While I was bringing in the medevac chopper, other members of the platoon were assisting the wounded —two of these were ambulatory, one needed carrying to the landing zone.
This was a nerve-wracking event because the enemy had only been at the location moments before. We did not have visual contact with the enemy, and we could not know his intentions. For all we knew, he might be forming up for an attack; he might attempt shooting the medevac bird out of the air. The thing was, no one acted scared (even though everyone was). The Marines did their jobs, as they were trained to do them. They were extremely professional under extremely dangerous conditions.
Apparently our firing and our presence gave the enemy second thoughts and they departed the area. The enemy didn’t usually like to fight during the daylight, especially if the ground was fairly open because they knew we would call in for close air support and they’d be toast.
When the medevac chopper lifted off and disappeared over the horizon, we all felt a sense of relief.
I noted that in addition to the CAP Marines and PFs, the ARVN Commander, a Trung-uy  was also present along with some of his troops. The PFs and villagers seemed elated as we had driven off the enemy. I cannot say how many of the enemy were killed or wounded, but we did have one enemy arm—which one of the PFs picked up and was waving about while grinning.
Though there were a number of valorous and heroic actions on that day, no one received any medals or accolades. I was a grunt staff sergeant and not familiar with how the awards system worked. The Marines and PFs never asked about awards. We were doing a mission and if successful that was the reward.

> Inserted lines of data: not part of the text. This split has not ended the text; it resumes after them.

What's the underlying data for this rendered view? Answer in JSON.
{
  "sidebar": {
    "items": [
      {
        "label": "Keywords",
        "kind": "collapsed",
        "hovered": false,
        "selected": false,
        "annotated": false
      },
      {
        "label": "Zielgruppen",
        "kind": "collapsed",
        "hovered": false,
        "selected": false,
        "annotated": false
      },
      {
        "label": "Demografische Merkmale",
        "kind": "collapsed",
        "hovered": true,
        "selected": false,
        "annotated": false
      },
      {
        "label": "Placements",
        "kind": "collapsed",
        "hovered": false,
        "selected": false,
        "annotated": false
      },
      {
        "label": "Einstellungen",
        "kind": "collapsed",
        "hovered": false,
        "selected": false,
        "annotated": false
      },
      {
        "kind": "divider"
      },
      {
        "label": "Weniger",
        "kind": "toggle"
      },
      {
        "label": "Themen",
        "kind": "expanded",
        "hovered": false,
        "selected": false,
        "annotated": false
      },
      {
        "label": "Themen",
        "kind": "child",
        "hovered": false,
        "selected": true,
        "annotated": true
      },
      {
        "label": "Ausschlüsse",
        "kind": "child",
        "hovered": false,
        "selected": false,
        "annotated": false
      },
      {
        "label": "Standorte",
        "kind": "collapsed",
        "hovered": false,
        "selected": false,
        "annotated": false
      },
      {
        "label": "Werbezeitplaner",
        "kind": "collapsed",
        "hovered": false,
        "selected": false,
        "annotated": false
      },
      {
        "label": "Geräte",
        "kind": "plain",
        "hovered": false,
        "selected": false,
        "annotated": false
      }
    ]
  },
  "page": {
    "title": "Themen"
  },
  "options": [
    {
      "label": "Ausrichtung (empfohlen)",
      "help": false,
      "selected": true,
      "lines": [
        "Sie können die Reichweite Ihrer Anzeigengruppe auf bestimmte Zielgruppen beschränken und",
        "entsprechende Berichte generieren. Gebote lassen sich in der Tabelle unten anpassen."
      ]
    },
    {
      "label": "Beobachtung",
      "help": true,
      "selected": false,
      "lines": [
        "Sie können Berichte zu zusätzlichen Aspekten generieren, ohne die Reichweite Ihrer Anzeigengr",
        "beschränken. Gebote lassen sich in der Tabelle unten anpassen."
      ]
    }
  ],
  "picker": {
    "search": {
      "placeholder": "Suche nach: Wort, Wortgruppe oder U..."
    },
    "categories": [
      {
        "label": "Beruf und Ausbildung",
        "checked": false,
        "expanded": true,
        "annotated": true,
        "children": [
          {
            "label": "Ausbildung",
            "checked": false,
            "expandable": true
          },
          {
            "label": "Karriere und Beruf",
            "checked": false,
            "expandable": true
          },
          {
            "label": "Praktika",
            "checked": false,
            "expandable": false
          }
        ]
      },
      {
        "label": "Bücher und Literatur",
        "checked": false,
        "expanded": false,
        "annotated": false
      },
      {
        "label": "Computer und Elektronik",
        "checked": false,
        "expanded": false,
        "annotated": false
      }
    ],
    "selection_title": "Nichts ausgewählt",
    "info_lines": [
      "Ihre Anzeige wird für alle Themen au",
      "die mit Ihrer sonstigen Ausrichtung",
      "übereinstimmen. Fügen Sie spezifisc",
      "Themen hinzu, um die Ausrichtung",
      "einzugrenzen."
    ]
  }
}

If I had to mention one Marine who stood out, it would have been Corporal Mark Bradley. He was at the ambush site, and although he was not the senior NCO, he organized the defense of the fire team while wounded. I feel certain that were it not for his coolness under fire and his ability to employ massive defensive fires at the enemy, the entire team may have been killed. I wish I had known then what I know now; I would have recommended him for the Silver Star. As it was, all he received was his second purple heart.
There are lots of “what ifs” in this brief account and I think about them from time to time. All the wounded Marines survived. Saying that, this action —and very many more during their tour in Vietnam— certainly altered their lives forever. War is a life-changing event. It is not glorious; it is not the stuff you see in movies. It is awful. But we do need sheep dogs to keep the wolves from the sheep.

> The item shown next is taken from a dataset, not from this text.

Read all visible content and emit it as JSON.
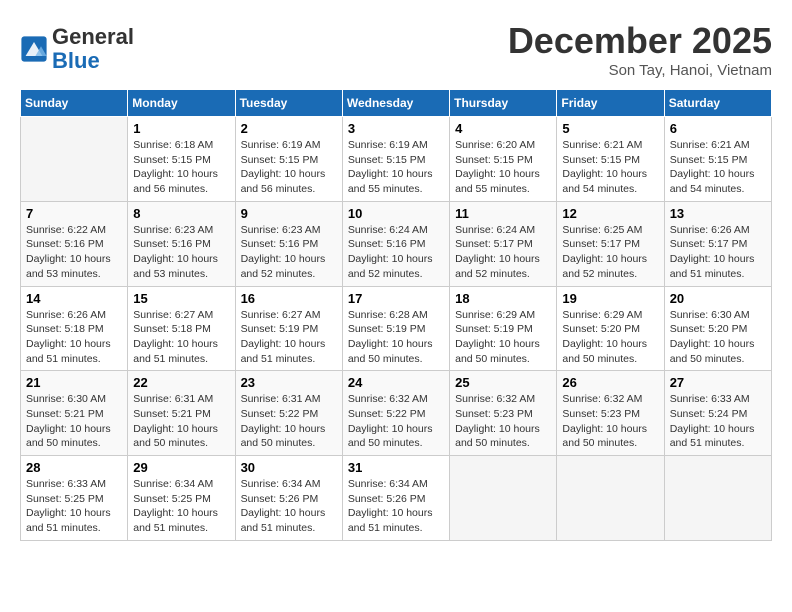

 When a Marine signs for field equipment, he does so on DD Form 782. Therefore, all field equipment is generally referred to by Marines as 782-gear, or more simply “Deuce gear.” Field gear consists of cartridge/pistol belt, holster, magazine pouches, water canteens, ponchos, and so forth.
 All of this happened much faster than you can read about it; in mere seconds.
 In addition to his radio AN/PRC-25, the radio operator had his full kit of combat gear. The radio itself weighed just under 24-pounds.
 Vietnamese for First Lieutenant